Data records:

*** Block opens ***

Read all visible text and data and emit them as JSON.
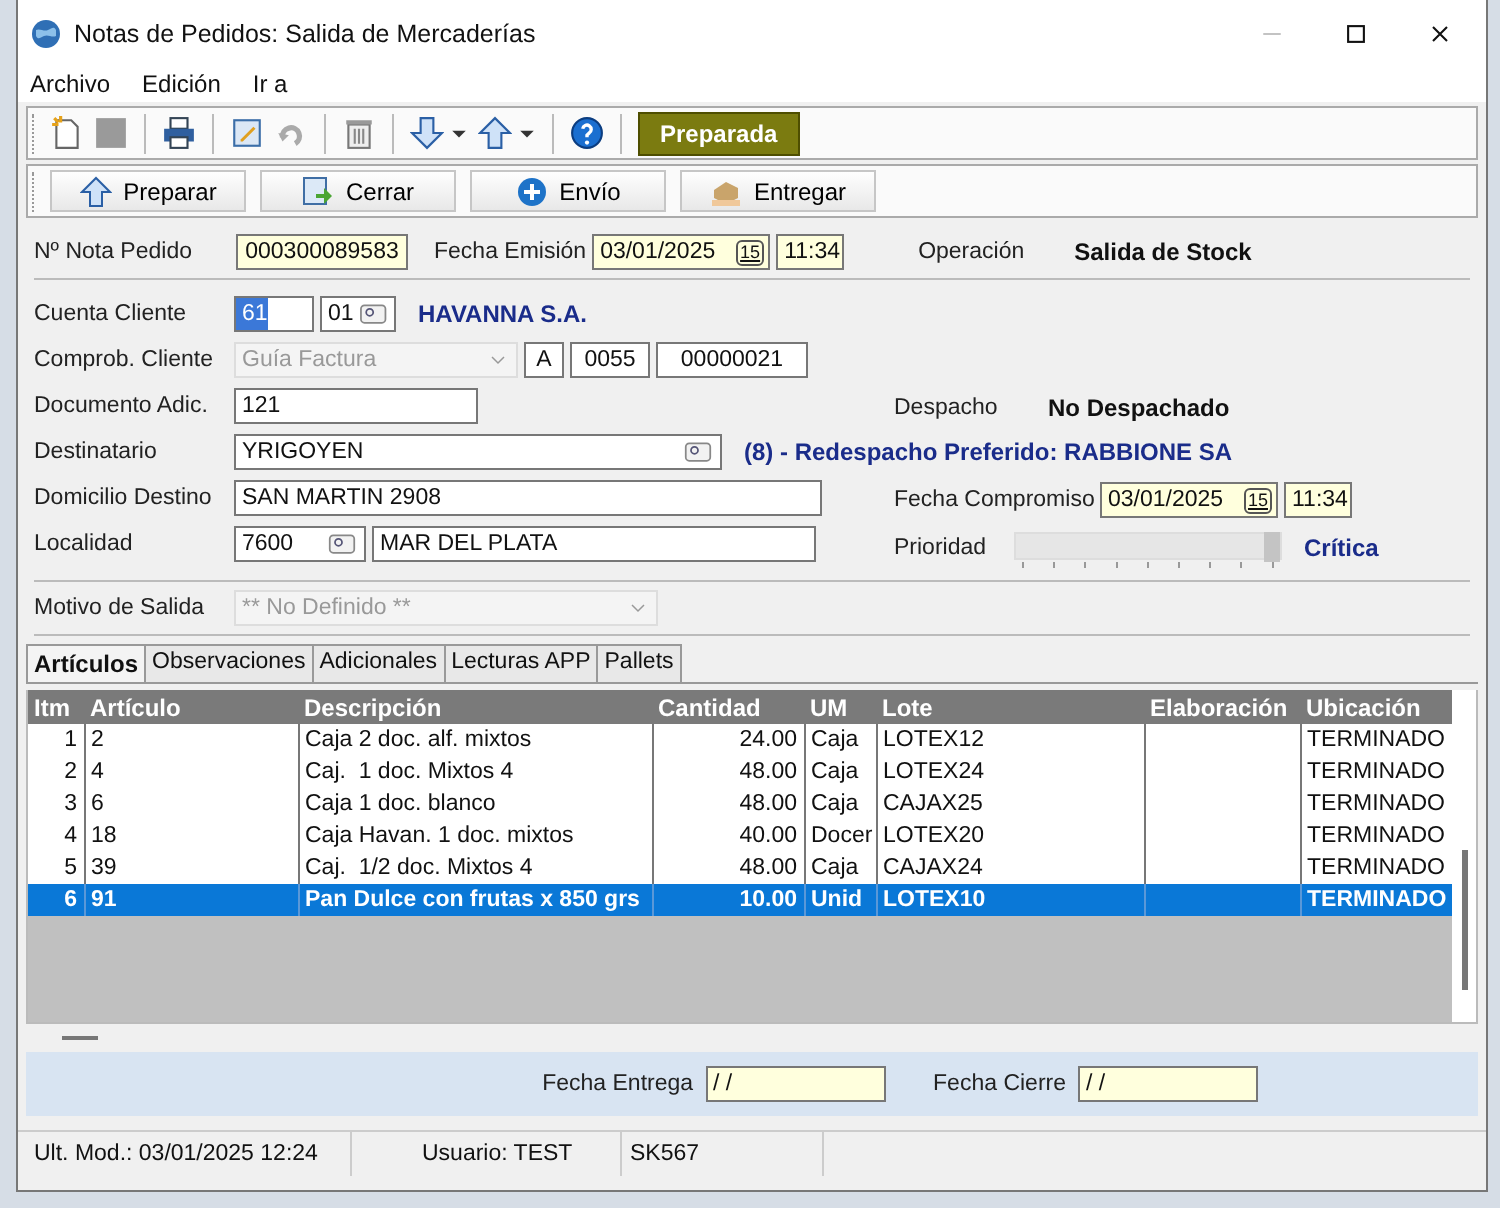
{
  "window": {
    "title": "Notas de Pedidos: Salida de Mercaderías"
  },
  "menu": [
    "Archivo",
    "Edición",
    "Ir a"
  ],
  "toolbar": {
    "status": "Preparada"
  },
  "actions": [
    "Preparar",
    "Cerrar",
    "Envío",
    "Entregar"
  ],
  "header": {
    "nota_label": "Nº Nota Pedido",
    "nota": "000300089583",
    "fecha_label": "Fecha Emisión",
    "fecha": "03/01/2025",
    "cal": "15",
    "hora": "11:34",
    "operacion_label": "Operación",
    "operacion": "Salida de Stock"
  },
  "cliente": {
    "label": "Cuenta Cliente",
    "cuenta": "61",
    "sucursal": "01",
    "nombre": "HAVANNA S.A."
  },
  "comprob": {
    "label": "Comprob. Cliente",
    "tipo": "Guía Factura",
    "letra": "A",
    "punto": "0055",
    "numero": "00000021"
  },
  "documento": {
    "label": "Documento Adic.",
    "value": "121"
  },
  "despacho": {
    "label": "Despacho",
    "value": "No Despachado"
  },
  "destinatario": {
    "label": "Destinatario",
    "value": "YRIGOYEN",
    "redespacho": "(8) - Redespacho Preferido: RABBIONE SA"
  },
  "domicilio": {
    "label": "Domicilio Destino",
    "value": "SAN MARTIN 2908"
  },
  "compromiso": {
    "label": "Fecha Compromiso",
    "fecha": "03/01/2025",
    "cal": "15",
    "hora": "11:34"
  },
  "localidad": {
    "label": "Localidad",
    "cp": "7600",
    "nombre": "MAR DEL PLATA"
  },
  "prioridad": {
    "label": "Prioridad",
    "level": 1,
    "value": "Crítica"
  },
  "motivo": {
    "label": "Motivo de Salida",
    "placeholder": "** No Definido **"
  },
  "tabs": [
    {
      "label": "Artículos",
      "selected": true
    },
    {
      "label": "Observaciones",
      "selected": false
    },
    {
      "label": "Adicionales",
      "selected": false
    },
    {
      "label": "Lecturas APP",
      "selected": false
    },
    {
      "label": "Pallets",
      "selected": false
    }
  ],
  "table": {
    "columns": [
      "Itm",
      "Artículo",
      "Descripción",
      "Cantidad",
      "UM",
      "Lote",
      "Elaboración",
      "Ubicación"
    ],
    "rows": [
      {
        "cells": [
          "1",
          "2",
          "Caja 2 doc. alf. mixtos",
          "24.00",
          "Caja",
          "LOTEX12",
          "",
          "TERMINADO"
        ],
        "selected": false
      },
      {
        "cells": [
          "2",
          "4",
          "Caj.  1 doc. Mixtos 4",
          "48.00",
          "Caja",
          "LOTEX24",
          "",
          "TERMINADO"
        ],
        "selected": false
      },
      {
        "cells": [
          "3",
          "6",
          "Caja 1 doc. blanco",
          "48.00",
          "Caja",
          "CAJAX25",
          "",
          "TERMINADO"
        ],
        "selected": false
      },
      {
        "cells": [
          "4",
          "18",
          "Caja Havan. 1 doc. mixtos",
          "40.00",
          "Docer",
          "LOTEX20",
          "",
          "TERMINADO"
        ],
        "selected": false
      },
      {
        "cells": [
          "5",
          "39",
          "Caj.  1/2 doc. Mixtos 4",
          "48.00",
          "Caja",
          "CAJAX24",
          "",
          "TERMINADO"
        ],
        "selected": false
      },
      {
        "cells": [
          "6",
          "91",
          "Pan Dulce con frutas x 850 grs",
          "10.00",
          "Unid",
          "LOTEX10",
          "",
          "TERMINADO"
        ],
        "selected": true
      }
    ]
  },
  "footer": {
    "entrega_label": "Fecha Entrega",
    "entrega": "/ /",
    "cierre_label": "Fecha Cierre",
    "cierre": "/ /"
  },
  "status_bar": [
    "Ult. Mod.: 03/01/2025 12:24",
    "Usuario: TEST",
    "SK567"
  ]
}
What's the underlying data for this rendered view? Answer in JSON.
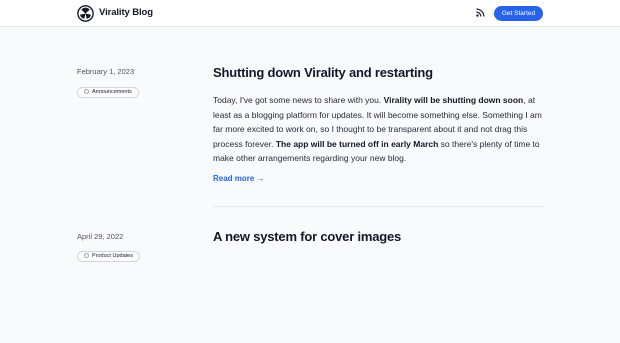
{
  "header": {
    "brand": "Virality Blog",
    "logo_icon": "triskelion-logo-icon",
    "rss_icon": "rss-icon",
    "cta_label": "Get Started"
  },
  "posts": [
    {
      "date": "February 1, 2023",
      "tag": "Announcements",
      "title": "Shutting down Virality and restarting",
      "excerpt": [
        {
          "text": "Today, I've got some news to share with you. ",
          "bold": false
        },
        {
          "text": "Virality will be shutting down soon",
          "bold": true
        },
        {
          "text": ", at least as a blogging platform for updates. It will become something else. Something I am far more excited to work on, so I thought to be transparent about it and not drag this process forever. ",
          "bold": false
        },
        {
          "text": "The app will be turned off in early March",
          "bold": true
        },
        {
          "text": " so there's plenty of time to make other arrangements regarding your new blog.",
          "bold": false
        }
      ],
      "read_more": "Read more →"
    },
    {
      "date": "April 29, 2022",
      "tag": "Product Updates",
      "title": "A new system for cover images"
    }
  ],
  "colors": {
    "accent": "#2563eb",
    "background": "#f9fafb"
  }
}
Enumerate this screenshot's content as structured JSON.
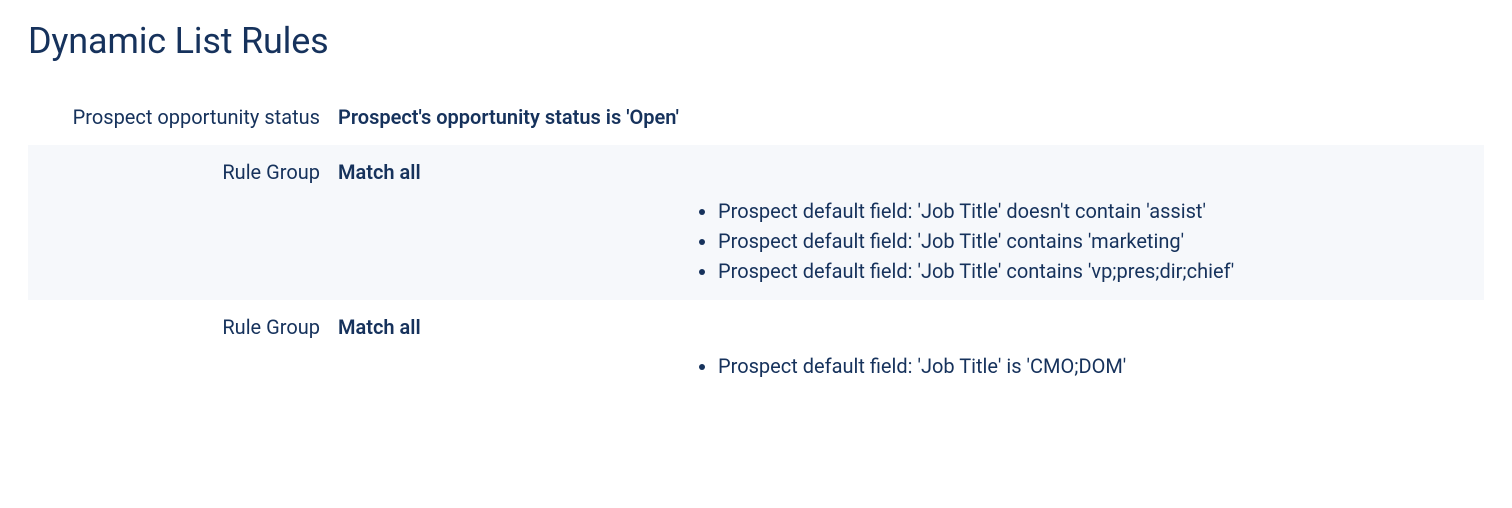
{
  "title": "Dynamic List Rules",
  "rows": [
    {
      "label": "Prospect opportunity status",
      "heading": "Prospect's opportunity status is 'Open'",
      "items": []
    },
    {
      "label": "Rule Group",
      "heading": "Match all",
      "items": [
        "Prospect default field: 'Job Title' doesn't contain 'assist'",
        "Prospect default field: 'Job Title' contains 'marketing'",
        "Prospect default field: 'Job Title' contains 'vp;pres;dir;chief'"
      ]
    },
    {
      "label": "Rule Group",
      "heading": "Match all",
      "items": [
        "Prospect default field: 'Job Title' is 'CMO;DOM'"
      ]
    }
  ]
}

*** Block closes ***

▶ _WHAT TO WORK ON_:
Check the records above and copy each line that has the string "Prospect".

▶ _YOUR SOLUTION_:
      "label": "Prospect opportunity status",
      "heading": "Prospect's opportunity status is 'Open'",
        "Prospect default field: 'Job Title' doesn't contain 'assist'",
        "Prospect default field: 'Job Title' contains 'marketing'",
        "Prospect default field: 'Job Title' contains 'vp;pres;dir;chief'"
        "Prospect default field: 'Job Title' is 'CMO;DOM'"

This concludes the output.